In a column that makes a number of barely-connected points, Myer starts with one of his favorite themes -- why West Virginian are so special and different from other Americans:
We have a pull-ourselves-up-by-our-own-bootstraps attitude. It’s necessary. Seldom do we have any reason to look for knights in shining armor to give us a hand.
We tend to take care of our neighbors.
(Sorry, those attributes can be found everywhere.) The "neighbors" he's worried about are southern West Virginians who won't get much benefit from the recent China/West Virginia energy deal.
In the midst of this self-praise, Myer makes a point that few in West Virginia media (Ken Ward, Jr. in the Charleston Gazette-Mail being the obvious exception) have made about the West Virginia/China energy deal -- the deal may not be all that it's cracked-up to be:
The money is scheduled to be spent during a 20-year period. An average of $4 billion a year is nice, but it isn’t an economic renaissance.
Also worrisome is whether the Chinese will follow through. What happens in, say, a couple of years when Beijing decides to send a negative diplomatic/economic message to the United States?
(That's quite an admission from the editor of a paper that's been leading the cheerleading.)
The column then moves on to West Virginia University research into opioid use and he concludes by telling us that the status quo is more dangerous than taking some risks.
Myer's column needs an editor but it's good to read his cautionary note on the China trade deal.
By the way, Chinese reaction to the West Virginia deal has been hard to find on the Web. Mid-week I found this opinion piece by Stephen Vines in the South China Morning Post which has been called "Hong-Kong's "newspaper of record":
Donald Trump’s US$250 billion of deals with China is ‘fake news’ at best
Vines, like some of the non-WV American media, is very skeptical of the deal.

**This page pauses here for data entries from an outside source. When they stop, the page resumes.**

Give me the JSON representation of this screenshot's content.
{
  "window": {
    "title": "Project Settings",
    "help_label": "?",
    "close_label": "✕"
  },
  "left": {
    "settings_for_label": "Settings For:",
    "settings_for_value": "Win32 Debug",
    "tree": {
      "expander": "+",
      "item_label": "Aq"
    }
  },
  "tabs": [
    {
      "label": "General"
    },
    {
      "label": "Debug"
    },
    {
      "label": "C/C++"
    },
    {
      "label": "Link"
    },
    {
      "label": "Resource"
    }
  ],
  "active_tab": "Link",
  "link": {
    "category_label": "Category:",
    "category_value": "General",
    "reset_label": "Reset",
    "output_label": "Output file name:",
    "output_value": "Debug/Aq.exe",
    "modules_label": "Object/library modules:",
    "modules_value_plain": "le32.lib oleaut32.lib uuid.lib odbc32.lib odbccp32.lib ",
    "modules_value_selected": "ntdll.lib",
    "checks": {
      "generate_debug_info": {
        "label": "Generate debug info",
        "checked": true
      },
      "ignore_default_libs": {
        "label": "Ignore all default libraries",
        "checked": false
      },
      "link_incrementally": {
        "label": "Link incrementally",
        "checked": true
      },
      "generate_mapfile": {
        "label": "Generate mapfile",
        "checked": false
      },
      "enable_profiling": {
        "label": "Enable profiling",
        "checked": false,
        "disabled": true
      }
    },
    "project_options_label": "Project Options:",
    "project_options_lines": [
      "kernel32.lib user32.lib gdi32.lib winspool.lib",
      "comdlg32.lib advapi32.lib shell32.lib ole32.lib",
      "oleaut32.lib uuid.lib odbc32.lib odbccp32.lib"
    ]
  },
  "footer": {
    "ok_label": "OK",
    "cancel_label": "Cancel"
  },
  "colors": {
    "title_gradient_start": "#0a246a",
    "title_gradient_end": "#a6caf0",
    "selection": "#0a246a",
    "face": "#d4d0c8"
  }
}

It appears that notice of yesterday's post on Congressman McKinley's tax vote did not go out to everyone. Hopefully this gets through.